When you pray, “find a quiet, secluded place so you won’t be tempted to role-play before God.” (The Message, by Eugene Pettersen) This is a call to search for silence, to find our own monastery in the world we live in. There might be someone who feels called to be a monk, like the ones I met in the monastery of Bose last week, but most of us aren’t! Therefore, we need to find our contemplative space to nurture our inner life, our one to one dialogue with God.
Finally, Jesus invites us to fast, which may need to be explained to make sense of its importance while we set off on our spiritual journey to Easter. One of the things I learned from the monks is the reason why they have their lunch in silence. One of them explained to me that it is about taking our relationship with food as a metaphor for our relationship with people. That intrigued me, because I always thought that the point of having silent meals was silence! Instead, the monks gave me something to reflect on. “Look at the way we eat our food.”, they say. Sometimes we devour it, or eat voraciously as a way of freeing ourselves, almost unloading ourselves, from the tensions of a frustrating meeting, or a difficult conversation. Or perhaps, instead, we take time to taste the food that someone else has cooked for us, and we savour it. The monks made me aware of the connection between the way we relate to food and the way that we sometimes relate to people.
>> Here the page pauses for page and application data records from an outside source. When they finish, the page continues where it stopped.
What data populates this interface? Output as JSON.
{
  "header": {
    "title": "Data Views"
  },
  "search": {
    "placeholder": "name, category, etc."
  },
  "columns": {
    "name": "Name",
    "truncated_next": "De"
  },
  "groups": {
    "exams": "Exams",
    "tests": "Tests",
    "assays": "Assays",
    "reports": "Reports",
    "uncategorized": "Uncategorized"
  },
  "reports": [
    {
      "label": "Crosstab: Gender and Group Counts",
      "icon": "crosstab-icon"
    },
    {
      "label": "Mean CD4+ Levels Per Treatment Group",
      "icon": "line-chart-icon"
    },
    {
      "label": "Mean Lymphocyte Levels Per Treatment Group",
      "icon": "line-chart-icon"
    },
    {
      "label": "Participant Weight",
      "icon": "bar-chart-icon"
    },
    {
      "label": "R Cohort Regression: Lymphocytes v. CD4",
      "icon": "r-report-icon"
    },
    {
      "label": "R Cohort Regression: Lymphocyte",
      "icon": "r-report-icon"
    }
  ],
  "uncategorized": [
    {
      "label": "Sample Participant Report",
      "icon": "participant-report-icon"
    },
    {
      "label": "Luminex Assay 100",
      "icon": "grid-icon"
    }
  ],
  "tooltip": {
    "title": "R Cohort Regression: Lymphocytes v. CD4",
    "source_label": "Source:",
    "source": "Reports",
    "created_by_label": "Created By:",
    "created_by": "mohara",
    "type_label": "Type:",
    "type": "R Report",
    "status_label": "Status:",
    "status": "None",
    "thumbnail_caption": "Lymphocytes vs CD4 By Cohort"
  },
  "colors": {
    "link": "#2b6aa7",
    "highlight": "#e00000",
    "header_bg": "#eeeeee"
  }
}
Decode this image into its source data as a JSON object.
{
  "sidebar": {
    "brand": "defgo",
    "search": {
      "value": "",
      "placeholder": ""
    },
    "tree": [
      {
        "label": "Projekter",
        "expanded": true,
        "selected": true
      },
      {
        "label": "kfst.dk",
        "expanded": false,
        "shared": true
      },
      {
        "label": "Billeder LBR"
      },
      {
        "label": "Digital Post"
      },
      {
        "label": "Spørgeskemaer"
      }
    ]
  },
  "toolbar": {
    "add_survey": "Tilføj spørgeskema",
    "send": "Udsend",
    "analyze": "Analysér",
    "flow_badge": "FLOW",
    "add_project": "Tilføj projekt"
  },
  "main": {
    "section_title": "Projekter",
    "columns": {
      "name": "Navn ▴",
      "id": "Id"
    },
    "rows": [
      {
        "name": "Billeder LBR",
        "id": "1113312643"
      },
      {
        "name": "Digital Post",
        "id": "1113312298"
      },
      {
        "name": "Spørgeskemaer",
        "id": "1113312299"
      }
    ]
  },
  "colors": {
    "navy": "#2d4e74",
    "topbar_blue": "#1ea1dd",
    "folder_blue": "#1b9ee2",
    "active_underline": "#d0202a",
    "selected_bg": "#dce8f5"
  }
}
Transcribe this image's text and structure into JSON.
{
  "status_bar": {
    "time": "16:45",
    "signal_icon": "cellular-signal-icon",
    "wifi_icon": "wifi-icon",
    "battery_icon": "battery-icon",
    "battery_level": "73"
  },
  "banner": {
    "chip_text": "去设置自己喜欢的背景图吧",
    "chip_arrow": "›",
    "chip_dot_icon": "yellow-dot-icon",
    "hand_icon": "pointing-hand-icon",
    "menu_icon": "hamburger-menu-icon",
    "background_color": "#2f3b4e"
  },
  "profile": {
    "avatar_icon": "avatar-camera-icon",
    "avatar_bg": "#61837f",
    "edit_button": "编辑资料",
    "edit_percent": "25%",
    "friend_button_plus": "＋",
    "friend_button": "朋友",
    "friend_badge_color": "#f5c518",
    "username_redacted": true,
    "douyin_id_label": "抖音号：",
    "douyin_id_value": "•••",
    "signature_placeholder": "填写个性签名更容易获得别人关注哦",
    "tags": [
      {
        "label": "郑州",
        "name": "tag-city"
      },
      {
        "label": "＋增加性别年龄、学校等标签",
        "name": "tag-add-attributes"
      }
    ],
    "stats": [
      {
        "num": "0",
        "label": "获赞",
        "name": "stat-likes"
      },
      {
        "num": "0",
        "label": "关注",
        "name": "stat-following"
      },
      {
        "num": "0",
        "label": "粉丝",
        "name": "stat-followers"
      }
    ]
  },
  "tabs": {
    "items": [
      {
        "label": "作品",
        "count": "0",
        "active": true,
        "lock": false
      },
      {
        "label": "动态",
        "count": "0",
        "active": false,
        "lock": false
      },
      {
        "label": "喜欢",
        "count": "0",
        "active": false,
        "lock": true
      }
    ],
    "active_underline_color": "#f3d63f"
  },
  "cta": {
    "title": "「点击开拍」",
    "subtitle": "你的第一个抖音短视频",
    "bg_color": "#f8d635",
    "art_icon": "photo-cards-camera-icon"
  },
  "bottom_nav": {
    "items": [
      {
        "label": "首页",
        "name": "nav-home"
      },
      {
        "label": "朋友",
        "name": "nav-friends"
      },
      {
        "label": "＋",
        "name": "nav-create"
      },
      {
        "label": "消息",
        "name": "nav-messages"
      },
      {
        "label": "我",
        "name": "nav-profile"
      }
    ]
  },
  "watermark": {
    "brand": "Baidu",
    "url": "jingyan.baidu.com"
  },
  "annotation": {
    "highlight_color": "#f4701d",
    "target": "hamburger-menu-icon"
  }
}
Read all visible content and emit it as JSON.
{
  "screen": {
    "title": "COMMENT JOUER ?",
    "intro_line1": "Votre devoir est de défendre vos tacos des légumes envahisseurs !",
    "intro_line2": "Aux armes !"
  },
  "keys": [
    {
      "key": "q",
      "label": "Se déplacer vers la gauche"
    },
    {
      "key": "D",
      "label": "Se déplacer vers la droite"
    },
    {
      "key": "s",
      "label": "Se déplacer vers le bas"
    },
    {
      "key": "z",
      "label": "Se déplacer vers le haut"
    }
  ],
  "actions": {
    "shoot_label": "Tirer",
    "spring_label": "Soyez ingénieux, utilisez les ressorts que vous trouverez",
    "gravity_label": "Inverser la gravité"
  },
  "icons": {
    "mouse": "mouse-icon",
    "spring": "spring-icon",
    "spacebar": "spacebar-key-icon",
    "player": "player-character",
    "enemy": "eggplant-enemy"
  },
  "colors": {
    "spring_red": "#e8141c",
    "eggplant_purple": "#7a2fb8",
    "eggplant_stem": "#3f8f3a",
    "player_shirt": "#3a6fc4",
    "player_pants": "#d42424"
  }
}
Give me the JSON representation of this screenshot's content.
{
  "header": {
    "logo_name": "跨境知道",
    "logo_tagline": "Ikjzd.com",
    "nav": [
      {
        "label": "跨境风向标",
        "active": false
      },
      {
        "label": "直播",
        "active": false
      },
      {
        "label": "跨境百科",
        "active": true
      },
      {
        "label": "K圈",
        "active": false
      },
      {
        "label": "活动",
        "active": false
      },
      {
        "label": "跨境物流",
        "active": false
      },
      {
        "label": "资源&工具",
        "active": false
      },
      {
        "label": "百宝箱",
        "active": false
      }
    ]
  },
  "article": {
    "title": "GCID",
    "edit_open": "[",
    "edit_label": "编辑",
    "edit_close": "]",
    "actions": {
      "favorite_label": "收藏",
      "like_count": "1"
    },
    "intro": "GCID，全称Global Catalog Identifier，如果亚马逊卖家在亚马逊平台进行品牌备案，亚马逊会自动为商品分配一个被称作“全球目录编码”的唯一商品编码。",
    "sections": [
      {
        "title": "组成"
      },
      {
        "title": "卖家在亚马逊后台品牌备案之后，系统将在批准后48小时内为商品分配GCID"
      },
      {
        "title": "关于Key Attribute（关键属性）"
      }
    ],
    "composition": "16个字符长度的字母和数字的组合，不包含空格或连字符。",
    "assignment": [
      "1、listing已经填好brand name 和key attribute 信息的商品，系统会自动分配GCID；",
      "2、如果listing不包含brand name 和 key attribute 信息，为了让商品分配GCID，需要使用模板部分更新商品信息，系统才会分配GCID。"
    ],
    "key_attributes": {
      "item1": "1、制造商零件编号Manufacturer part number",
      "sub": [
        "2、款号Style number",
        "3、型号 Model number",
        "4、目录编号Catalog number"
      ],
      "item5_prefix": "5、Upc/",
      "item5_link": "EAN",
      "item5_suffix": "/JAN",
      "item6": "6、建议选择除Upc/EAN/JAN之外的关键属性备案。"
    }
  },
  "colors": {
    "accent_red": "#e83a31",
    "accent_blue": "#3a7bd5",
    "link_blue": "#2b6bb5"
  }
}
We can devour them with our aggressiveness or savour them when we perceive them as friends. The point here is not about being moralistic about our relationships, but using fasting as spiritual awareness of them, of the way we relate to one another. In that sense awareness can lead to the spiritual healing of our relationships.
I started by saying that we are called to live our pain and suffering as spiritual events, which is certainly a challenge. In today’s Gospel Jesus gives us the means to support our spiritual journey towards Easter. Even more He shows us the way to live a life with integrity, and to fight the sin of hypocrisy first in our personal life and second in the life of our community.
In our spiritual journey towards Easter Jesus invites us to long for humility and integrity, because we have already experienced the hypocrisy that creates a false view of the world and distorts the truth. This can only lead to destruction.